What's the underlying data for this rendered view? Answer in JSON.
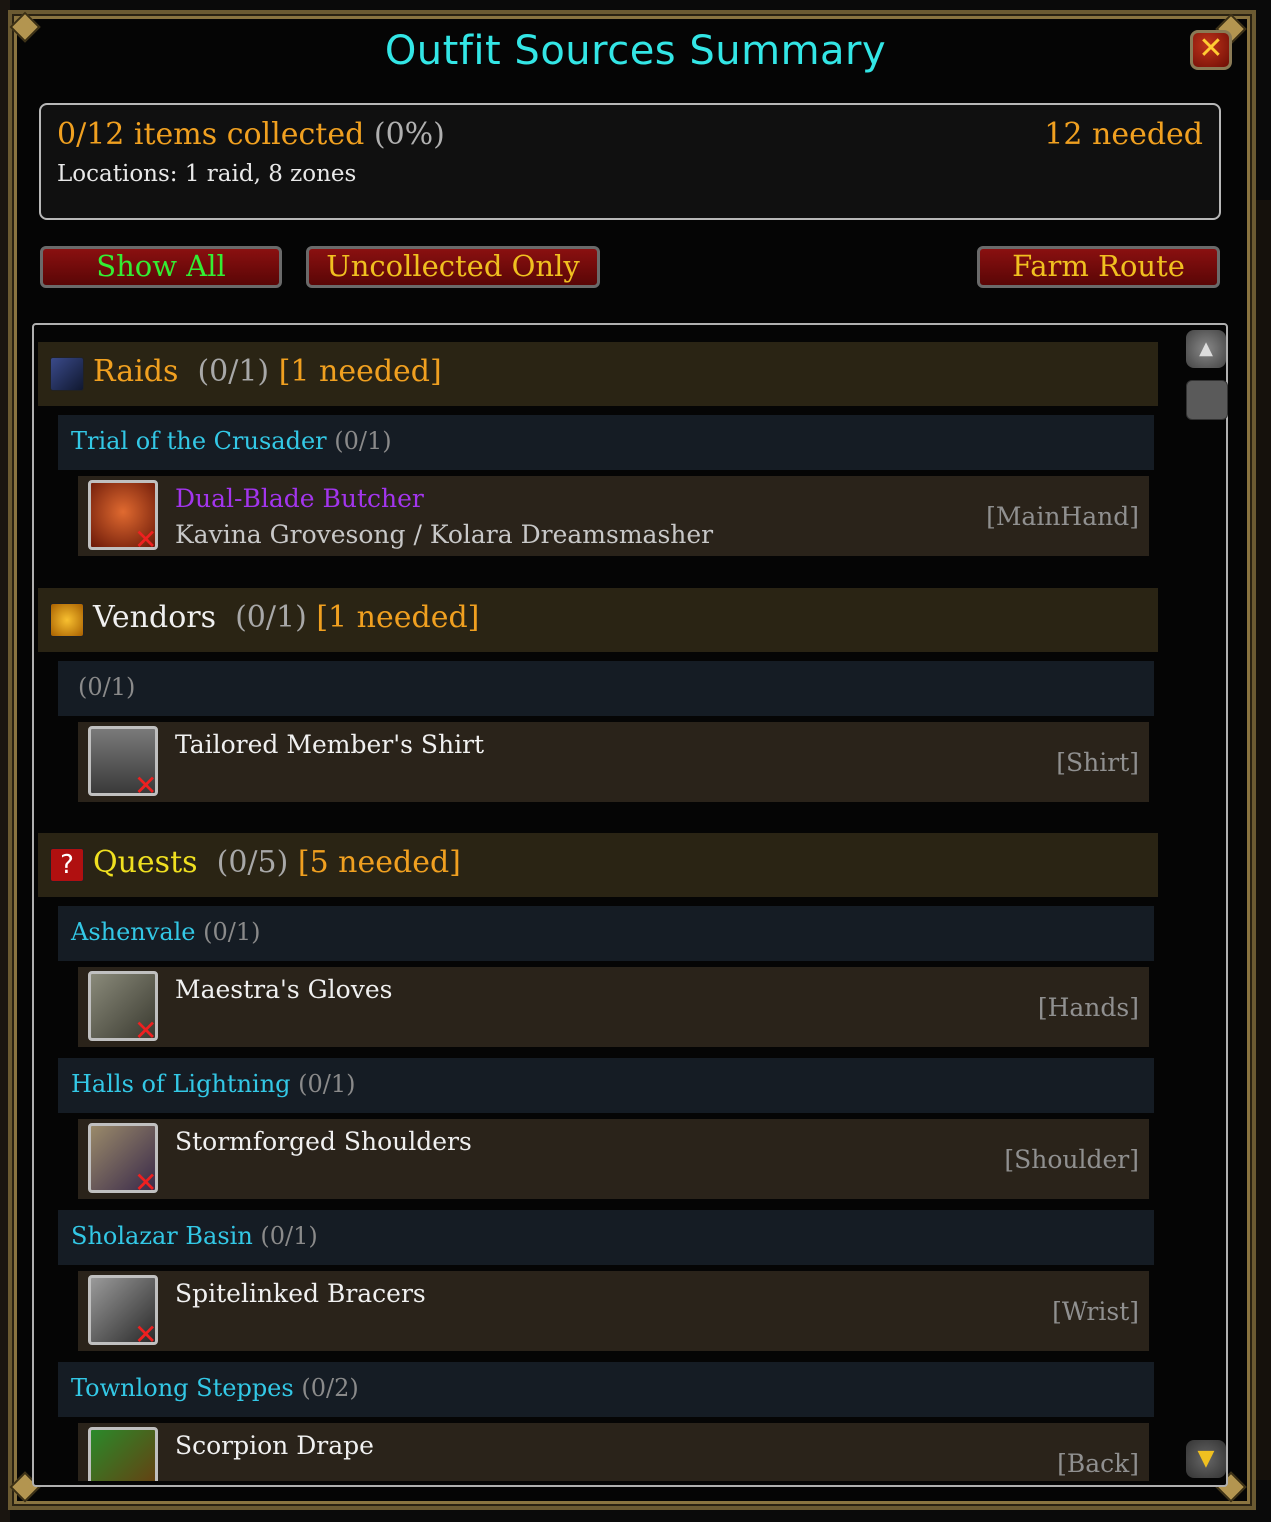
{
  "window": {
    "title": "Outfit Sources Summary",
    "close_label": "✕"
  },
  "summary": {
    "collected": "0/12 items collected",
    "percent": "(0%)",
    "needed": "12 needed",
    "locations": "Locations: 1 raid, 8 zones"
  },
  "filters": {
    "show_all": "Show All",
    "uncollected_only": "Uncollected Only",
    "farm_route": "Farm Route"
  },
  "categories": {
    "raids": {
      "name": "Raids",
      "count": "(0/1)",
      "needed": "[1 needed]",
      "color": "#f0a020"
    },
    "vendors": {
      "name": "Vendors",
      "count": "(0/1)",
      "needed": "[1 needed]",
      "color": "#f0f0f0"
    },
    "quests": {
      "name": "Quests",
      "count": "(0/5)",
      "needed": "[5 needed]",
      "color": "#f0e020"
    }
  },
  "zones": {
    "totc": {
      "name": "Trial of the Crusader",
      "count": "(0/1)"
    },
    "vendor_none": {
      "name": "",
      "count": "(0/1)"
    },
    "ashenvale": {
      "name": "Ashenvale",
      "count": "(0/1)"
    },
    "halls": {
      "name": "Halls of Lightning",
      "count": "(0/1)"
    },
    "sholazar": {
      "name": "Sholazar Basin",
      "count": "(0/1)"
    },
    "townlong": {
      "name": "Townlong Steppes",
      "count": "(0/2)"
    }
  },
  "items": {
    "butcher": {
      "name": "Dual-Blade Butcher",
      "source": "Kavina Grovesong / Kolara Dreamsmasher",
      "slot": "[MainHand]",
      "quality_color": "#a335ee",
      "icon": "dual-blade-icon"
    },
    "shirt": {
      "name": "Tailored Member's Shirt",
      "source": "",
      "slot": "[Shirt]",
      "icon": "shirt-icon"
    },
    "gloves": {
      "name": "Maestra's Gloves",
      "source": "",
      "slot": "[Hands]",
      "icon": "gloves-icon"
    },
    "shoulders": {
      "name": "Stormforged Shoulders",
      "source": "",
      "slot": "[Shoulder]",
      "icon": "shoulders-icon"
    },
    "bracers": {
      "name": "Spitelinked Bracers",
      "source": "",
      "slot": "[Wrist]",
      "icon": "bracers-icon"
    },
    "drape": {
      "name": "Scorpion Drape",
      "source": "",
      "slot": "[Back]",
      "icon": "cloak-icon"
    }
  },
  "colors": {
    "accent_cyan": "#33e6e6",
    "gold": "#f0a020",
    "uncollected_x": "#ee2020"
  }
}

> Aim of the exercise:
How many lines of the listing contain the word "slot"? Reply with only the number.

> Solution for this problem:
6